Through random conversations, we found an off campus situation. It was an apartment around the corner from “Discount Beverage,” about half a mile from campus. Our roommates were two of the most unlikely women; one was a Food Sciences major and the other was a Forestry major. The Food Sciences roommate, Robyn, was always out running some all-night marathon or training to run some all-night marathon. We never saw her. The Forestry major was a bit of a homebody, knitting and baking granola for her boyfriend when she wasn’t hiking off to campus with her knapsack and chainsaw. She may have even had a pair of farm girl boots, although at the time, such footwear would have been offensive to me. Oddly enough, her name was Mary Kay; or as Shelley would say “I kid you not.”

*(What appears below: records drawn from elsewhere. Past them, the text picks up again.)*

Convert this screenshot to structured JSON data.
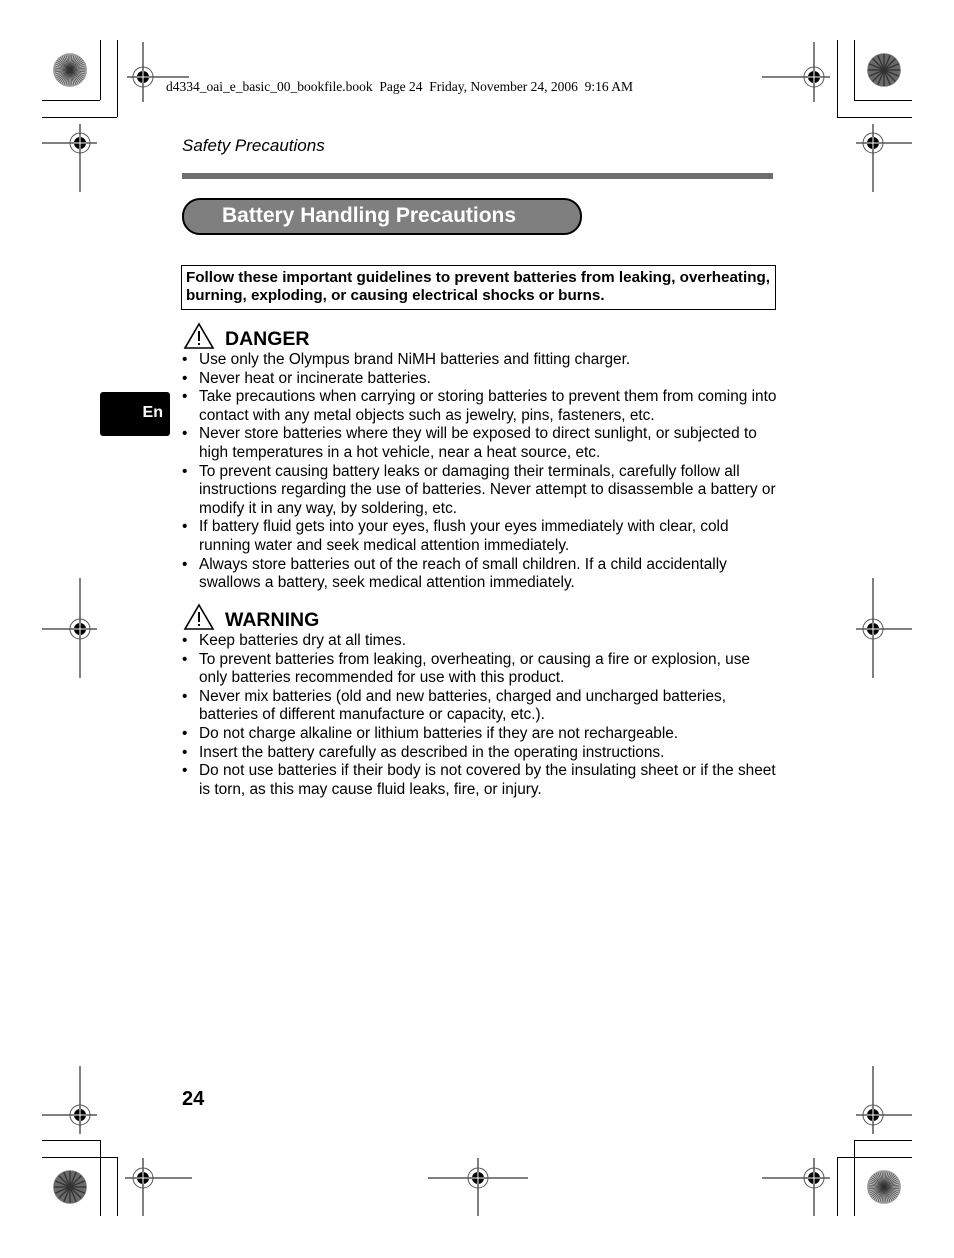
{
  "file_header": "d4334_oai_e_basic_00_bookfile.book  Page 24  Friday, November 24, 2006  9:16 AM",
  "running_head": "Safety Precautions",
  "title": "Battery Handling Precautions",
  "intro": "Follow these important guidelines to prevent batteries from leaking, overheating, burning, exploding, or causing electrical shocks or burns.",
  "language_tab": "En",
  "page_number": "24",
  "bullet_glyph": "•",
  "icons": {
    "section_icon": "warning-triangle-icon",
    "registration_mark": "crosshair-registration-icon",
    "color_target": "starburst-target-icon"
  },
  "colors": {
    "rule": "#6e6e6e",
    "title_fill": "#7f7f7f",
    "tab_fill": "#000000"
  },
  "danger": {
    "heading": "DANGER",
    "items": [
      "Use only the Olympus brand NiMH batteries and fitting charger.",
      "Never heat or incinerate batteries.",
      "Take precautions when carrying or storing batteries to prevent them from coming into contact with any metal objects such as jewelry, pins, fasteners, etc.",
      "Never store batteries where they will be exposed to direct sunlight, or subjected to high temperatures in a hot vehicle, near a heat source, etc.",
      "To prevent causing battery leaks or damaging their terminals, carefully follow all instructions regarding the use of batteries. Never attempt to disassemble a battery or modify it in any way, by soldering, etc.",
      "If battery fluid gets into your eyes, flush your eyes immediately with clear, cold running water and seek medical attention immediately.",
      "Always store batteries out of the reach of small children. If a child accidentally swallows a battery, seek medical attention immediately."
    ]
  },
  "warning": {
    "heading": "WARNING",
    "items": [
      "Keep batteries dry at all times.",
      "To prevent batteries from leaking, overheating, or causing a fire or explosion, use only batteries recommended for use with this product.",
      "Never mix batteries (old and new batteries, charged and uncharged batteries, batteries of different manufacture or capacity, etc.).",
      "Do not charge alkaline or lithium batteries if they are not rechargeable.",
      "Insert the battery carefully as described in the operating instructions.",
      "Do not use batteries if their body is not covered by the insulating sheet or if the sheet is torn, as this may cause fluid leaks, fire, or injury."
    ]
  }
}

Shelley and I considered our off-campus move to be haut boheme and we quickly analyzed our roommates’ habits in order to get the necessary time we needed in the bathroom for hair styling and makeup application. Our trademark move was to leave a cloud of perfume behind us just prior to making our own jaunt across the Stillwater River while wearing some inappropriate smooth-soled shoes. I think Shelley may have taken a crash on the sidewalk one day, clinging to the motto “fashionable feet first.” Those Dingo leather slouch ankle boots were good looking, but as deadly as skates on the ice patches of College Avenue.
And speaking of patches, all those fashionable shoes required a lot of foot maintenance. The added mileage to and from campus was no obstacle to Shelley and me; so what if the shoes didn’t quite fit for long haul trekking?
“Hey, Julie-Ann, can you pass me that roll of gauze? I’ve got to make a little blister pack for my left foot.”
Fashion was pain, or so it seemed.
If we weren’t powdering our pompadours or bandaging our heels, we were sometimes smoking cigarettes. Robyn and Mary Kay had clearly outlawed smoking as part of the roommate agreement and we had sheepishly signed on, but there were certain times in college life when a co-ed needed a cigarette and we devised our plans.
We’d roll a towel along the bottom of the bedroom door, open the window just enough to blow out the smoke, and then spray the room with drug-store perfume. We reasoned that if our roommates expected the daily clouds of Chanel, how different would it be for us to blast a little “Love’s Baby Soft” while we enjoyed a Virginia Slims Light? No one would be the wiser. Appropriately enough, we fell into a routine of using the House of Dana classic, Tabu. Our perfumed smoking era coincided perfectly with Sade’s top five smash hit, “The Sweetest Taboo,” and the fraternity brothers who lived in the apartment above us played the song several times per day. It became Pavlovian for me to hear the song, light up a cigarette, and say “Pass me the sweetest Tabu, please, Shel.”
I could go on and on like this with such stories as “Peeping Dexters,” “The Spinners Stole our Bikes,” “No Dumping, Dave”, and “Night at the Bounty.” A little trick I learned from Shelley, though, was to hold up two crossed fingers and say “Remind me to tell you…”
Then she’d smile and say “You’re the tall one.”
We’re all grown up now and we never smoke cigarettes; Shelley has a wonderful husband and two beautiful teenage children. She’s a fantastic cook and every time I talk to her on the phone she’ll tell me “Oh, I just put a roast in the oven.” I have a feeling we’re going to laugh until our sides ache and that’s exactly the tonic everyone needs during this most wonderful time of the year.
Remind me to tell you about it!